You can explore just one region or decide to embark on an epic road trip. Either way, you’re in for long lunches at cellar doors and picnics between the vines, with glorious views thanks to some of Australia’s highest altitude vineyards.

The Vine and Shine Trail is a huge win for Queensland winemakers. Why? Well, when you think of Queensland, you think sun, surf, sand and maybe rainforest, no? Wine isn’t typically top of mind for a trip to the Sunshine State.

But Queensland winemakers have spent 160 years redefining vineyards and varietals to cater to the state’s unique sub-tropical climate and are finally earning a reputation for their emerging varieties and sun-kissed ‘vines of the future’.

The trail hopes to coax domestic and international visitors to venture in from the coast and discover a wine tourism experience only Queensland can offer.

You’ll find vino to suit every palate, from Shiraz, Cabernet Sauvignon, and Chardonnay, to less-sipped varietals like Vermentino, Fiano and Saperavi.

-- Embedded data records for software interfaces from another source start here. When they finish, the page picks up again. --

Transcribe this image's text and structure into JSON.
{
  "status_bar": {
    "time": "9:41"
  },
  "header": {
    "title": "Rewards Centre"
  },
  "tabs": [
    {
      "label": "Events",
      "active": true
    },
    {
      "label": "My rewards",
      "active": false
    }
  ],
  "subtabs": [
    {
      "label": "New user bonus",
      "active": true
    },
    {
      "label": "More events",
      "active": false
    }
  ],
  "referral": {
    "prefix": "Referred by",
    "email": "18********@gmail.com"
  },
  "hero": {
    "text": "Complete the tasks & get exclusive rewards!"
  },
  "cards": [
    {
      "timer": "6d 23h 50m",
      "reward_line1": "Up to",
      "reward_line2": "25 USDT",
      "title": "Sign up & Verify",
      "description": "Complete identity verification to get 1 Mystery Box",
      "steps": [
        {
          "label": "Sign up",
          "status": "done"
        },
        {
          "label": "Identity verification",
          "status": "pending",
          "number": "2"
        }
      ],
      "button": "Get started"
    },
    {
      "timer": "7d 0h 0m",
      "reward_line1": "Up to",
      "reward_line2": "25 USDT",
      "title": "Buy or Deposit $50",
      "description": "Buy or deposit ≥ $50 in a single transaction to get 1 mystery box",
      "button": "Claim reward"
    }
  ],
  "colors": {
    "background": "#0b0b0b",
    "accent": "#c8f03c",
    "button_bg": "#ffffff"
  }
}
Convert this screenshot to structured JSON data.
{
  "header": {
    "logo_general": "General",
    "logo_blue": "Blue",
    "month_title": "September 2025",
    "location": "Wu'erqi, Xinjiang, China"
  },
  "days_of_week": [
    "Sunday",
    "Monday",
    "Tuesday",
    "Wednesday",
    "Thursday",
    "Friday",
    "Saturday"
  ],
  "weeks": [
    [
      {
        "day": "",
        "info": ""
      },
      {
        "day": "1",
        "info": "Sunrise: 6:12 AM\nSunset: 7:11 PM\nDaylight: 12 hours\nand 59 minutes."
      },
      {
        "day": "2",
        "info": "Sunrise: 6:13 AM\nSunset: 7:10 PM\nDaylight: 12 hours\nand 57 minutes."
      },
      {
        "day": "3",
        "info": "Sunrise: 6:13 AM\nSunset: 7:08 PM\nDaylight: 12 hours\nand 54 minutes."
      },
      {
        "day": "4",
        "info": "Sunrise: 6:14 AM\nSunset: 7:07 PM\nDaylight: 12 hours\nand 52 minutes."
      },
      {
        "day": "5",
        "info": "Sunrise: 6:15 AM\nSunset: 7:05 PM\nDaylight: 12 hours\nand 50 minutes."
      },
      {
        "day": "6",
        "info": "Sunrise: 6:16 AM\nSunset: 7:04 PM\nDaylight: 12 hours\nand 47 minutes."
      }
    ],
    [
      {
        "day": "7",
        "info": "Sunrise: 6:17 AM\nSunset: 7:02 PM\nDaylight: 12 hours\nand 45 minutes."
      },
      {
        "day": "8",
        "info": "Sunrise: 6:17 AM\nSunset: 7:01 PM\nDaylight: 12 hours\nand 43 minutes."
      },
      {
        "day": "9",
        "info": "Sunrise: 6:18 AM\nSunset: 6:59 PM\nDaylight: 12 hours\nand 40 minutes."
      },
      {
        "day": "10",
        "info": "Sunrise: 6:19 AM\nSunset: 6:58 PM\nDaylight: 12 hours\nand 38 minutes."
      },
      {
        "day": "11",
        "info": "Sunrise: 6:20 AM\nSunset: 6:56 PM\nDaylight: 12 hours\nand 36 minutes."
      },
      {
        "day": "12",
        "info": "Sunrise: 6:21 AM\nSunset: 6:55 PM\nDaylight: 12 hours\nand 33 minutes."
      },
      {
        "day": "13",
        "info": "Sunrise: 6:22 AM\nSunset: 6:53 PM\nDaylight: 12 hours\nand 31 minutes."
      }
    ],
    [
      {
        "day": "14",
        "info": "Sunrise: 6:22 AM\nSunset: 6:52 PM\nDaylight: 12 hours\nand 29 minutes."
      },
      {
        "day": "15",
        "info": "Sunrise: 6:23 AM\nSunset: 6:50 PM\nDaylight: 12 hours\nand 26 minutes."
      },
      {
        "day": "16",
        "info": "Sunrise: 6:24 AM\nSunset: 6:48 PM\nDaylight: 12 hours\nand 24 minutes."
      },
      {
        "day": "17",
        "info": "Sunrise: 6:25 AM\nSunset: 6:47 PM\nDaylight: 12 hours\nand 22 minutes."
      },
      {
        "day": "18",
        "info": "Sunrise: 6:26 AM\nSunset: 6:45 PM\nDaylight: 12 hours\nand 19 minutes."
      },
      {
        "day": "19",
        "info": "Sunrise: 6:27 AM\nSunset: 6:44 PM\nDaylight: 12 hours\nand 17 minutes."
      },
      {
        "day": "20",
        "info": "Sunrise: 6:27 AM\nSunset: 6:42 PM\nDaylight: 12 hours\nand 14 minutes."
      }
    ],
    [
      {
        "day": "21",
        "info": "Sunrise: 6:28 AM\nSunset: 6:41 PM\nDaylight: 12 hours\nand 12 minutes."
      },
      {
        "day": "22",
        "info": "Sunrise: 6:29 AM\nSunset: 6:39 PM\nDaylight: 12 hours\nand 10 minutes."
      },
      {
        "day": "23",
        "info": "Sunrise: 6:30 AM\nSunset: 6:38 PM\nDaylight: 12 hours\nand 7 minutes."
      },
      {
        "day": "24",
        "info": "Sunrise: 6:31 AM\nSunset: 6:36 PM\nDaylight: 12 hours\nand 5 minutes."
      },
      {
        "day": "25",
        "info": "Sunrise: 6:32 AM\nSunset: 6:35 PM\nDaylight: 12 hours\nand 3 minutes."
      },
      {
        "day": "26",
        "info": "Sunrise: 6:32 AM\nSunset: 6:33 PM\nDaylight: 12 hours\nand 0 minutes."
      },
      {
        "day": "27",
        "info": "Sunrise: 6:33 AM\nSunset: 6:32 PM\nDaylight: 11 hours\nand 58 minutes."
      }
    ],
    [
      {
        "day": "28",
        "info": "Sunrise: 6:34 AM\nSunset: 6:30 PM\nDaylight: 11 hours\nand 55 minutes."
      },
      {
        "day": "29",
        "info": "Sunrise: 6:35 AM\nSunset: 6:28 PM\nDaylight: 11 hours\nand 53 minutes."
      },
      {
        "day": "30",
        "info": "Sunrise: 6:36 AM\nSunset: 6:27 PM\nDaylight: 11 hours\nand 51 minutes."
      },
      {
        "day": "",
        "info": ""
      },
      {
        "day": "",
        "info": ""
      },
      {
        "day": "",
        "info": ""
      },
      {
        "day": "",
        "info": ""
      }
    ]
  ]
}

The trail was spearheaded by the Queensland Wine Industry Association (QWIA) with support from Wine Australia and funded by the Australian Government’s Export and Regional Wine Support Package and the Queensland Government as part of a ‘Venture In’ tourism campaign, to put Queensland winemakers on the map.

(Lead Image: Instagram /@mountviewalpaca)